The Asian Ladybeetle: Embodying Kinship

22.10.2019 (Tue)
Leading: Bartosz Mroczkowski, Gabriela Karolczak

Our meeting with the Asian ladybug (Harmonia axyridis) took place on 22 October 2019 at 5:00 p.m. in Arsenał Municipal Gallery. Together with a group of women who took part in the workshops, we attempted to come into contact with the newly arrived insect, whose presence was first recorded in Poland in Wielkopolska in 2006. The Asian ladybug was first artificially introduced in Europe in the twentieth century. The species was used as a biological weapon against aphids. However, the initial enthusiasm associated with using the ladybug in farming quickly gave way to anxiety. The Asian ladybug successfully controlled aphids, but the population of the ladybug quickly increased, influencing how the insect moved between ecosystems. Because of this, the non-human and non-native other has gained the status of an “invasive species,” i.e. one whose presence may negatively affect local fauna. The Asian ladybug varies greatly in color, especially as regards the number of spots on the elytra and the color of the elytra itself (yellow, orange, red, black). People are afraid of the new species because it often invades homes to prepare for overwintering. Asian ladybugs gather together in groups in various narrow and warm places, such as, for example, the gaps around the windows. The internet is full of stories about the alleged dangers associated with coming into contact with the insect, especially when it bites someone.

During the workshop, we first explored the area during the time when the insect was preparing for hibernation, i.e. at the turn of September and October. Walking around Poznań, we were looking for the possible dwelling places of the Asian ladybug in order to learn about the ecosystem in which this beetle lives and understand how the ladybird functions. We found and documented Asian ladybugs gathered together in groups and thus created visual materials that we later used during the workshop. Using Donna Haraway’s notion of kinship,1 we tried to embody within ourselves the beetle that has recently moved to live with us in Poznań. According to Haraway, kinship is not only based on blood ties, or genetic affinity, but it also refers to relations between various species which co-exist. In this context, Haraway very often uses the example of a bond between humans and dogs, i.e. species that have significantly transformed in relation with one another over the course of time. Inspired by Haraway, we wanted to make kin with the Asian ladybug.

The goal of the workshops at Arsenał Municipal Gallery was to intensify the bodily sensation of the presence of the non-human other in the urban ecosystem. Thus, the event was meant to allow participants to consciously enter into relations with the newly arrived beetle.

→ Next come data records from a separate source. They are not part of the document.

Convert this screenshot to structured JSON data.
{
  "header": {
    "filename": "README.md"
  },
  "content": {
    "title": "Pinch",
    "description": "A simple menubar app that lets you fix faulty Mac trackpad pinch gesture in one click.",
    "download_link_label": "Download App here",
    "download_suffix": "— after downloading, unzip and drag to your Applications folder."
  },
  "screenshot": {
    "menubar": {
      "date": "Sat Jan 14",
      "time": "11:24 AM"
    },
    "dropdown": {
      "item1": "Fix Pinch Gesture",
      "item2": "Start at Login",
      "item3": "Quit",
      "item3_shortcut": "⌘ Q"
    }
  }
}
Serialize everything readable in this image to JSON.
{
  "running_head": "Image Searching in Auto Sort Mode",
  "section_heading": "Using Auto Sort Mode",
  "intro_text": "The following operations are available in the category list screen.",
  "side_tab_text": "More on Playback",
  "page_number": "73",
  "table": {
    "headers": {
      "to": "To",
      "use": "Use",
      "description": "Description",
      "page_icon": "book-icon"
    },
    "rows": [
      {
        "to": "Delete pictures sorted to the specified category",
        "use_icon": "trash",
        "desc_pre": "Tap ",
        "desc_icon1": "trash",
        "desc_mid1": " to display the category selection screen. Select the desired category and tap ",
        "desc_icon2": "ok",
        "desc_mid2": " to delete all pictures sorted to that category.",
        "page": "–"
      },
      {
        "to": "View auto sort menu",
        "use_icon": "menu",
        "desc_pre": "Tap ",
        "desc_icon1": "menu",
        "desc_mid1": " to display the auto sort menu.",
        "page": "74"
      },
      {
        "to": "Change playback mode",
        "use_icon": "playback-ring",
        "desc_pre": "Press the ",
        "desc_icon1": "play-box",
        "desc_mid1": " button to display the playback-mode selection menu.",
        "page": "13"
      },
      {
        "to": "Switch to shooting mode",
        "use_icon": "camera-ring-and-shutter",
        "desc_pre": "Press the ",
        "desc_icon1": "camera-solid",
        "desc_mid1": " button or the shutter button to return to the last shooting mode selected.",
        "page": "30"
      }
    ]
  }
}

Using visual and textual materials, techniques for expanding bodily awareness and a special performative object, we took the first steps to make kin with the Asian ladybug. We started the workshop with the presentation of recordings and photos taken during the research trip in Poznań. We analyzed the visual materials together, which helped us understand, and thus embody, the movements and the physiology of the Asian ladybug. We also analyzed the discourses which surround the relations between the newly arrived beetle and humans in order to understand the problems related to the concept of biodiversity. We learned about the narratives which talk about the problems associated with the coexistence of human and non-human species2 and the possible solutions which are not limited to the thoughtless extermination of the other.3

During and as part of the workshop, we also created a performative object, which we jokingly called a “ladybug simulator” or a “ladybeetle simulator.” The colors of the device were the colors of the Asian ladybug. In the back wall of the “simulator” there was a gap through which light shone inside. On the opposite side, there was a hole with a fabric flap for your head to go through. The performative object was supposed to allow people to experience how the Asian ladybug moves and functions. Once you put your head inside, you could actually experience the sensations associated with winter hibernation, such as warmth, silence, limited exposure to sunlight, and the cosines of a narrow gap.

During the workshop, we also used practices aimed at increasing bodily awareness and mindfulness in movement. We explored breathing techniques that help you feel the movements of the rib cage. We combined these techniques with visualizations, imagining that additional limbs grow out of the rib cage. It helped us better understand how the ladybug moves, considering that it has three pairs of legs. Then, we practiced initiating movement of the arms from the shoulder blade in order to embody how the beetle moves its wings hidden under the elytra.4 We also explored the method of evolutionary movement which enabled us to explore ranges of motion typical for various stages of evolution. Thus, we were able to experience the relationships between various types of corporeality, including reptilian, insect, mammalian and botanical corporeality. The techniques, methods, and activities that we explored during the workshop made us aware of the importance of interspecies relationships, conceived of as kinship, and inscribed in the concept of biodiversity.

[1] D. Haraway, Staying with the Trouble: Making Kin in the Chthulucene, Duke University Press Books, Durham 2016.

[2], [dostęp: 14.11.2019].

[3] [dostęp: 14.11.2019].

[4] [dostęp: 15.11.2019].